“Yes he does.”

Sean shuffled a bit then continued, “The first time I saw this view… I don’t know. What is it? It just brings up some kind of feeling doesn’t it? I don’t know how to describe it. How would you describe it?”

Icon paused for a moment but didn’t take her eyes off of the view. Then, softly and with a tone of awe she simply said, “Romantic.”

Sean did a double take.

“Romantic?” he stammered, “Um… Yeah, I’d say that too.” He paused and then after a moment said, “And when you say ‘romantic’ do you mean like… Do you mean it like a general ‘hey that’s romantic’ or do you mean it like a ‘you and me’ type of romantic?”

Icon turned to him with a smile. She stood on her tiptoes and gave him a kiss. Then, blushing brightly enough to be noticeable even here in the dark, she walked back toward Ramona.

“I guess that’s a ‘you and me’ type thing,” he said, “Which is… which is great.” He walked back to the car himself and continued, “So does that mean… Is there a chance that maybe we could maybe go out on a date-type thing?”

Icon smiled and said, “Pretty good chance.”

As they got into the car Icon noticed on her phone that she had received a text. It was from Jasmine. The text merely said:

You need to come home.


*The printed version of non-Hollywood follows a different character in its next chapter. You can read the book in that orderif you prefer, or scroll down to see the next chapters starring Sean.

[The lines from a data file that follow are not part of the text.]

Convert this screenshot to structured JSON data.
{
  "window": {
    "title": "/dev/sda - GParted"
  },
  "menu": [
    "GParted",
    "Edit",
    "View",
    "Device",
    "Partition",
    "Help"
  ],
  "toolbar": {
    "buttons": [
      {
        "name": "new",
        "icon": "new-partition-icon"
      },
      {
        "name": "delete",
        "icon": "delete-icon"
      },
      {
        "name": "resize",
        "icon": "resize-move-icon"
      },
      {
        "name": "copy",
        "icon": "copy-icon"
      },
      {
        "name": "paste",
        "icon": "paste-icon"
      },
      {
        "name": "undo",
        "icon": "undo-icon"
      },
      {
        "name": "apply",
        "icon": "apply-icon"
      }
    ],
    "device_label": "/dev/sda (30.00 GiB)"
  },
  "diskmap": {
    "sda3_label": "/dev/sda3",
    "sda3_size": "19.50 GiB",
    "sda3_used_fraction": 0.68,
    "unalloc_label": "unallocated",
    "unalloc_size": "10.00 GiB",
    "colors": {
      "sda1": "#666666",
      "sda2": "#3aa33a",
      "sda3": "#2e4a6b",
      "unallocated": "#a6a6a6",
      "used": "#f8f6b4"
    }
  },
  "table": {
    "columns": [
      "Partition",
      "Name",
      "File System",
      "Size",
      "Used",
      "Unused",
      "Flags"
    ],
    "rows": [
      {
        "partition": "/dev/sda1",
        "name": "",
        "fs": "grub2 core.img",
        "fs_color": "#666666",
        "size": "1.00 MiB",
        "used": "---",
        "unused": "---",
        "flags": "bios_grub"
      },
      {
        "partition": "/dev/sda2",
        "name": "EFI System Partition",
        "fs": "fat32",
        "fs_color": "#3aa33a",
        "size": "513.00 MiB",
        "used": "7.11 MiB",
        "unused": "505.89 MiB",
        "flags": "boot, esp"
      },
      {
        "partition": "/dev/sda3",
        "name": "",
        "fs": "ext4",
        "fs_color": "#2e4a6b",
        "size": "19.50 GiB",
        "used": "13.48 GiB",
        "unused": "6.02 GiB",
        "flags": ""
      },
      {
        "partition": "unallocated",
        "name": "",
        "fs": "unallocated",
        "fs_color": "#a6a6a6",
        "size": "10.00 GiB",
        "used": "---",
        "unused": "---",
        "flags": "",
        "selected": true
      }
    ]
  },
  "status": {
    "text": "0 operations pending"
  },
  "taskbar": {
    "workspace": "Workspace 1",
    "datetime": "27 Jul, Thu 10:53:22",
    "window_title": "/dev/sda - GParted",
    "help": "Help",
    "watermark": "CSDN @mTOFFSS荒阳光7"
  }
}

[ or just skip ahead to The End ]

Music career is fluid